Mitral Valve Disease
MVD is the most common heart condition we encounter. This is when the valve between the top and bottom chambers of the left side of the heart thickens and does not seal properly, which allows some blood to flow in the wrong direction when the heart beats. We hear this as a whooshing sound when we’re listening to your dog’s heart.

It is more common in small dogs, with Cavalier King Charles Spaniels, Poodles, Jack Russell Terriers and Chihuahuas being some of the more likely breeds to be affected.

Dilated Cardiomyopathy
DCM is when the chambers of the heart stretch, and the heart muscle becomes too weak to pump blood effectively. This one is a bit trickier for vets to find, as it doesn’t always cause changes to the heart sounds we hear. It is often diagnosed when your pet presents with symptoms that can point to a possible problem with the heart, or is discovered when investigating another issue.

This is more common in large dogs, with Dobermans and Boxers being a significant number of these cases, but can also affect German Shepherds, Great Danes, Springer Spaniels, and St Bernards, among others.

Hypertrophic Cardiomyopathy
A condition of cats, this is when the heart muscle thickens, leaving very little room for blood to flow through, and doesn’t work well as a pump. Cats are very often only diagnosed when they present with symptoms of heart failure.

Feline Aortic Thromboembolism
A complication that most commonly occurs as a result of heart disease, but can sometimes occur for other reasons. This is when a large clot forms in part of the biggest artery in the body, and becomes stuck, blocking the blood supply to the back legs. This is an emergency condition, and unfortunately often has a poor outcome.

If you have any other questions or problems, please feel free to phone the hospital for advice at (08) 9752-1433.

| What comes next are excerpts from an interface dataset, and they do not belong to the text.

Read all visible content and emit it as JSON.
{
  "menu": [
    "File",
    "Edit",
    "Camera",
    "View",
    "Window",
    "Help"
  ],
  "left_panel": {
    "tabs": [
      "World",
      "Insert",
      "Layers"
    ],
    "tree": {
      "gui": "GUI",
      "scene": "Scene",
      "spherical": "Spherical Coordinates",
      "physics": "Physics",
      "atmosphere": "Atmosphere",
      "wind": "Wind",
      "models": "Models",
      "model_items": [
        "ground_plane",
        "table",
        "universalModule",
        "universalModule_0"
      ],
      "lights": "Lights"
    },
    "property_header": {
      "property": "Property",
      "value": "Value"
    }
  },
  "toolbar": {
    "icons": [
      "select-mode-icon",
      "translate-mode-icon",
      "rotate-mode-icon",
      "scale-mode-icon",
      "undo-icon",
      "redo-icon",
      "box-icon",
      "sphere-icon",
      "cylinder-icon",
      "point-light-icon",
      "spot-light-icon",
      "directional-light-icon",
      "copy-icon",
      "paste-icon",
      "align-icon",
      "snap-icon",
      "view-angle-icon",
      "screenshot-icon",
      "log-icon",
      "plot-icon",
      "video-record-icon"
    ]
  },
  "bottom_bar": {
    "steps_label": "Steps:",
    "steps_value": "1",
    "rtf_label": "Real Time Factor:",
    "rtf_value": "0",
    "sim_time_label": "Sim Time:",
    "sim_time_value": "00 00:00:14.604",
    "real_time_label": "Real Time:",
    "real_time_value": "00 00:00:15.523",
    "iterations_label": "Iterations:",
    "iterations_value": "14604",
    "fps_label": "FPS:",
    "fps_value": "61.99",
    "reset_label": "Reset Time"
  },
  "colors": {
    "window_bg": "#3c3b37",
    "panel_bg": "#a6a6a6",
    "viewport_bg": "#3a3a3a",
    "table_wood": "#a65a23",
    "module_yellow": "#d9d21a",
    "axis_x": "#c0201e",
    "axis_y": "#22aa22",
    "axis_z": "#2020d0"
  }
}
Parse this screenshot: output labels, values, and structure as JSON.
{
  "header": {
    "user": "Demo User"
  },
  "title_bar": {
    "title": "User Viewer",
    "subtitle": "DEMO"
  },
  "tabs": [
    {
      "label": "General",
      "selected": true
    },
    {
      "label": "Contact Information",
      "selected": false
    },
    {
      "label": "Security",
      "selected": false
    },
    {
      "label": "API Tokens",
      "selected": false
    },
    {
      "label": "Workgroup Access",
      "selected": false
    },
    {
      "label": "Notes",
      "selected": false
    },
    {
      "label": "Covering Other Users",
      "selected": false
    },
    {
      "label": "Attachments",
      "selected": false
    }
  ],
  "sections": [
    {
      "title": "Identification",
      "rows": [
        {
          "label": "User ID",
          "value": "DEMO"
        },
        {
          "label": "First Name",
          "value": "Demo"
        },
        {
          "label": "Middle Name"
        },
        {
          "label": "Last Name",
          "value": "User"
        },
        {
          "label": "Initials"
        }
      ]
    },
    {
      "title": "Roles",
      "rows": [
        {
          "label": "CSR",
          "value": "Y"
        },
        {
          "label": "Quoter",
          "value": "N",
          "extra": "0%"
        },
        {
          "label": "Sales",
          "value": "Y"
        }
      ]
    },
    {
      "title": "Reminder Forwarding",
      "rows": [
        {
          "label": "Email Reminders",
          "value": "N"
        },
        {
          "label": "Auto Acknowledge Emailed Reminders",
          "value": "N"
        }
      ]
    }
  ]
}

We provide a 24-hour emergency service. Phone (08) 9752-1433 anytime and follow the prompts.